[Data about app and page elements]
-=-=-

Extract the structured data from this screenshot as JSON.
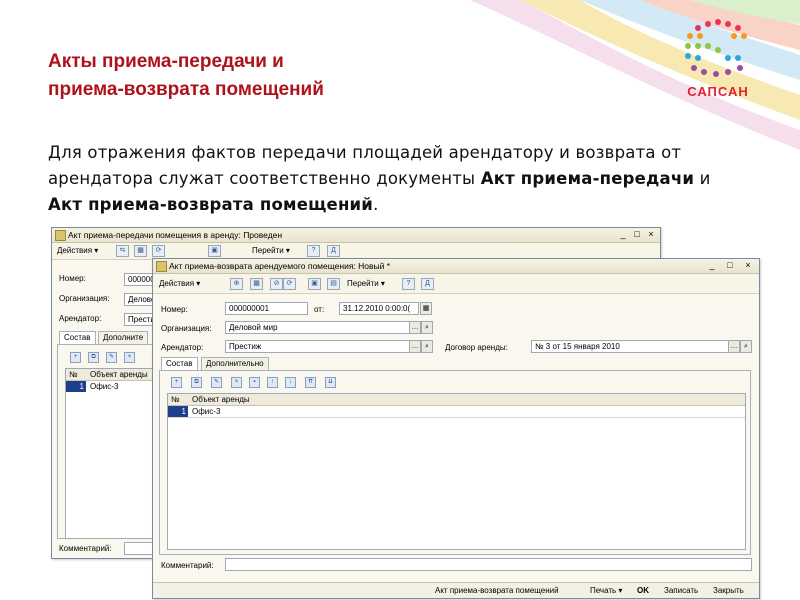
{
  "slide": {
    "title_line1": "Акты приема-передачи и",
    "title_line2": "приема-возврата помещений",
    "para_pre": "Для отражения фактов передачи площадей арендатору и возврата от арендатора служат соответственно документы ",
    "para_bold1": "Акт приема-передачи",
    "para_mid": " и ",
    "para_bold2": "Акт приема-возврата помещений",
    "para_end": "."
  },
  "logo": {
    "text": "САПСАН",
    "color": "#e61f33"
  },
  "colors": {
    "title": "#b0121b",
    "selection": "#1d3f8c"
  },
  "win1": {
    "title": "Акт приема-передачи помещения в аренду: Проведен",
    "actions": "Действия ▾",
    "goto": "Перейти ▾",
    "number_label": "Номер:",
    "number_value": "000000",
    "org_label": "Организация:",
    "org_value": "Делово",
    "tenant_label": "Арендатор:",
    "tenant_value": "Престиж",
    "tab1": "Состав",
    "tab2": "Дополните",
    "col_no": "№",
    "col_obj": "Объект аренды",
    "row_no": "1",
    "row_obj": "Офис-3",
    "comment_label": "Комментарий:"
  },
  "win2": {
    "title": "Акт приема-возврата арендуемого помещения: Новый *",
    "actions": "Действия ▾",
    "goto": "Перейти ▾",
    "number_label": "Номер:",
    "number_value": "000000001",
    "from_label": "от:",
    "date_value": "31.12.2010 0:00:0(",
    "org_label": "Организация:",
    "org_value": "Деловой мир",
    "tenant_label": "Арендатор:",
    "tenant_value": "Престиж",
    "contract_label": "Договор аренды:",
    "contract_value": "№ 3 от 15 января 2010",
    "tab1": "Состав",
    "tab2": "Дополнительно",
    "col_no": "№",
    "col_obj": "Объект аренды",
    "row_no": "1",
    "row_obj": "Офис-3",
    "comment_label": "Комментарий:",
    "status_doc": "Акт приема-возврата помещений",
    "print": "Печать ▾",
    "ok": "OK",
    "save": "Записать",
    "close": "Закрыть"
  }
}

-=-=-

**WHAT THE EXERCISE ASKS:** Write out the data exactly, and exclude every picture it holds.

**ANSWER TO THE PROBLEM:**
Extract the structured data from this screenshot as JSON.
{
  "slide": {
    "title_line1": "Акты приема-передачи и",
    "title_line2": "приема-возврата помещений",
    "para_pre": "Для отражения фактов передачи площадей арендатору и возврата от арендатора служат соответственно документы ",
    "para_bold1": "Акт приема-передачи",
    "para_mid": " и ",
    "para_bold2": "Акт приема-возврата помещений",
    "para_end": "."
  },
  "logo": {
    "text": "САПСАН",
    "color": "#e61f33"
  },
  "colors": {
    "title": "#b0121b",
    "selection": "#1d3f8c"
  },
  "win1": {
    "title": "Акт приема-передачи помещения в аренду: Проведен",
    "actions": "Действия ▾",
    "goto": "Перейти ▾",
    "number_label": "Номер:",
    "number_value": "000000",
    "org_label": "Организация:",
    "org_value": "Делово",
    "tenant_label": "Арендатор:",
    "tenant_value": "Престиж",
    "tab1": "Состав",
    "tab2": "Дополните",
    "col_no": "№",
    "col_obj": "Объект аренды",
    "row_no": "1",
    "row_obj": "Офис-3",
    "comment_label": "Комментарий:"
  },
  "win2": {
    "title": "Акт приема-возврата арендуемого помещения: Новый *",
    "actions": "Действия ▾",
    "goto": "Перейти ▾",
    "number_label": "Номер:",
    "number_value": "000000001",
    "from_label": "от:",
    "date_value": "31.12.2010 0:00:0(",
    "org_label": "Организация:",
    "org_value": "Деловой мир",
    "tenant_label": "Арендатор:",
    "tenant_value": "Престиж",
    "contract_label": "Договор аренды:",
    "contract_value": "№ 3 от 15 января 2010",
    "tab1": "Состав",
    "tab2": "Дополнительно",
    "col_no": "№",
    "col_obj": "Объект аренды",
    "row_no": "1",
    "row_obj": "Офис-3",
    "comment_label": "Комментарий:",
    "status_doc": "Акт приема-возврата помещений",
    "print": "Печать ▾",
    "ok": "OK",
    "save": "Записать",
    "close": "Закрыть"
  }
}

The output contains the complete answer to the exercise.